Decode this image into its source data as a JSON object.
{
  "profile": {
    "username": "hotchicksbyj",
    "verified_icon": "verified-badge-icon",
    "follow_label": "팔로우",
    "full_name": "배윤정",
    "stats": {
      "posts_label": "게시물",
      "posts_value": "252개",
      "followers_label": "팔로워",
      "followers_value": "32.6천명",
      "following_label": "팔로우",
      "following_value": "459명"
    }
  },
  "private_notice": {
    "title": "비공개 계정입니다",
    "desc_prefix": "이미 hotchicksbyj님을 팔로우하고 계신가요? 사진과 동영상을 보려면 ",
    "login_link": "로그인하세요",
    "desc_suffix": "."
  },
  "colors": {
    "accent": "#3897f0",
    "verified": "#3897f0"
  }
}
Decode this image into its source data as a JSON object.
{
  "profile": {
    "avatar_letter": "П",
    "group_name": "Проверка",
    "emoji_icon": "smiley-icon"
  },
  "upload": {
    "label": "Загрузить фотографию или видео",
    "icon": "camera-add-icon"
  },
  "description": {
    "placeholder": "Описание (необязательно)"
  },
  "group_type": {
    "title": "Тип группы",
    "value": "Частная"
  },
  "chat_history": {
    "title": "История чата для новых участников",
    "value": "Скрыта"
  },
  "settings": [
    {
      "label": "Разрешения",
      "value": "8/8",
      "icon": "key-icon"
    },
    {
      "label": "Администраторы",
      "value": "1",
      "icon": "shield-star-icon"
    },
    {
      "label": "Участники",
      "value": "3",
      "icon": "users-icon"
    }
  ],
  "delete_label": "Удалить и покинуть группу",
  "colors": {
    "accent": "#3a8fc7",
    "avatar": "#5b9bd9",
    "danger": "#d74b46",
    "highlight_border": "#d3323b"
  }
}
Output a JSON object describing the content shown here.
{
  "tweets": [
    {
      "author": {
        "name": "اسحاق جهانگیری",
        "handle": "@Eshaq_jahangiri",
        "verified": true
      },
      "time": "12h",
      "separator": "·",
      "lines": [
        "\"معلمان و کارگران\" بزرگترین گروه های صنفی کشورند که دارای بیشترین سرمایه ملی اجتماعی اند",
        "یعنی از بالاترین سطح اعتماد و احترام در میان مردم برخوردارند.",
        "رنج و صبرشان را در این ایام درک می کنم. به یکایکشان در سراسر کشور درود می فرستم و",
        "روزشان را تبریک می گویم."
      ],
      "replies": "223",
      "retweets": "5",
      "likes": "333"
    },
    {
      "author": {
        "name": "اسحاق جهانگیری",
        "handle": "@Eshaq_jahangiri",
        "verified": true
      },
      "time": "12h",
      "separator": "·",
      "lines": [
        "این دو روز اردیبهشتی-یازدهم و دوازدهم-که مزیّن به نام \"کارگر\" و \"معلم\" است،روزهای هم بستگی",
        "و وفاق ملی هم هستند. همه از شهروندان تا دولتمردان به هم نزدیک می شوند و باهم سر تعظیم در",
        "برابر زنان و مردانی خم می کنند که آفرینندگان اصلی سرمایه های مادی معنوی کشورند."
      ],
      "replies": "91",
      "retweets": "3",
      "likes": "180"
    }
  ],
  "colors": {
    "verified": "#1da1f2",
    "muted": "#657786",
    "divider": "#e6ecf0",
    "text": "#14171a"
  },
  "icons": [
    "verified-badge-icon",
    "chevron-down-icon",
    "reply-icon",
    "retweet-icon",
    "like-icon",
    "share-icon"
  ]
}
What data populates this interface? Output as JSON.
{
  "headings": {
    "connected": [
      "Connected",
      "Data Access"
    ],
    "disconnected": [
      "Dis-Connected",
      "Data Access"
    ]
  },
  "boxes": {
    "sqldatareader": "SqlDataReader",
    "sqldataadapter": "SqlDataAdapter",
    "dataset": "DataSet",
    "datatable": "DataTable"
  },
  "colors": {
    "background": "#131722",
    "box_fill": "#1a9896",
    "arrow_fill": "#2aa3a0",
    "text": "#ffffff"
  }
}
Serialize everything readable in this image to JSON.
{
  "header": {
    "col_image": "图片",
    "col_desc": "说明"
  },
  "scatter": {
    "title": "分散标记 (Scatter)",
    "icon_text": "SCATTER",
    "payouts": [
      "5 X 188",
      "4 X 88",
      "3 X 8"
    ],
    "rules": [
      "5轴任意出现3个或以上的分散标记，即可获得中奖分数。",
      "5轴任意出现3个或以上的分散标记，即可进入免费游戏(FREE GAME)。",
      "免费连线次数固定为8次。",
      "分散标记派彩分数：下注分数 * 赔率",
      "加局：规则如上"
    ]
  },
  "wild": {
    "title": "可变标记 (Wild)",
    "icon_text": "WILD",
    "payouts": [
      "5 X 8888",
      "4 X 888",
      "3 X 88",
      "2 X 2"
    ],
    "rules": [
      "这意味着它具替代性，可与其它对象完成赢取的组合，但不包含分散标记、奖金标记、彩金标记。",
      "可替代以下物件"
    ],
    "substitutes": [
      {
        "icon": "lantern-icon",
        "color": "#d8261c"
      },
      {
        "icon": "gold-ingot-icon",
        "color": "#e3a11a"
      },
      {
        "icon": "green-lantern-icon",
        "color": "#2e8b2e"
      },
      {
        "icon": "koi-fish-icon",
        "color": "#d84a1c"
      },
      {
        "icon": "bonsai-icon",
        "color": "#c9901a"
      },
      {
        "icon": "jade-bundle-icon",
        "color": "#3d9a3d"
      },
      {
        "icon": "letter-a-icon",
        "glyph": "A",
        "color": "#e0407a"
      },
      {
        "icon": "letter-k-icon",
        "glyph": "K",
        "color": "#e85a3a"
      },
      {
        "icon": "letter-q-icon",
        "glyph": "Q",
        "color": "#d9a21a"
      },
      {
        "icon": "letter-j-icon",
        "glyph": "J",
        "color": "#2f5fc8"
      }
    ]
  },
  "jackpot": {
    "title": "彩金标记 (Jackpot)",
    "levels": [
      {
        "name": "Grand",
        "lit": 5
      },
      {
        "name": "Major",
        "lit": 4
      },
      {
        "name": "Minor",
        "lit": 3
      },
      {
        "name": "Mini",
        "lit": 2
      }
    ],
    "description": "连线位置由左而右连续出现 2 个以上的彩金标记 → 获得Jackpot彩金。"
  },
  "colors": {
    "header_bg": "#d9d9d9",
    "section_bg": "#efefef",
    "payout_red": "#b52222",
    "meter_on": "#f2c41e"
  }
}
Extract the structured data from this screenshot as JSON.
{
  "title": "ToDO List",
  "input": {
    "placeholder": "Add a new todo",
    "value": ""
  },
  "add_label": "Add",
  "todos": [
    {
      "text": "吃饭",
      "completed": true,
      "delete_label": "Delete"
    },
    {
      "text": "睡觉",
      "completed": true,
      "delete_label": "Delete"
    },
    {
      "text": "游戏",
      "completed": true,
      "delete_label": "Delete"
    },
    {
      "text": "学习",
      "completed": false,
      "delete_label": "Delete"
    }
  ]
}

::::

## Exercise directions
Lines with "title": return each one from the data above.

## Task answer
    "title": "비공개 계정입니다",
    "title": "Тип группы",
    "title": "История чата для новых участников",
    "title": "分散标记 (Scatter)",
    "title": "可变标记 (Wild)",
    "title": "彩金标记 (Jackpot)",
  "title": "ToDO List",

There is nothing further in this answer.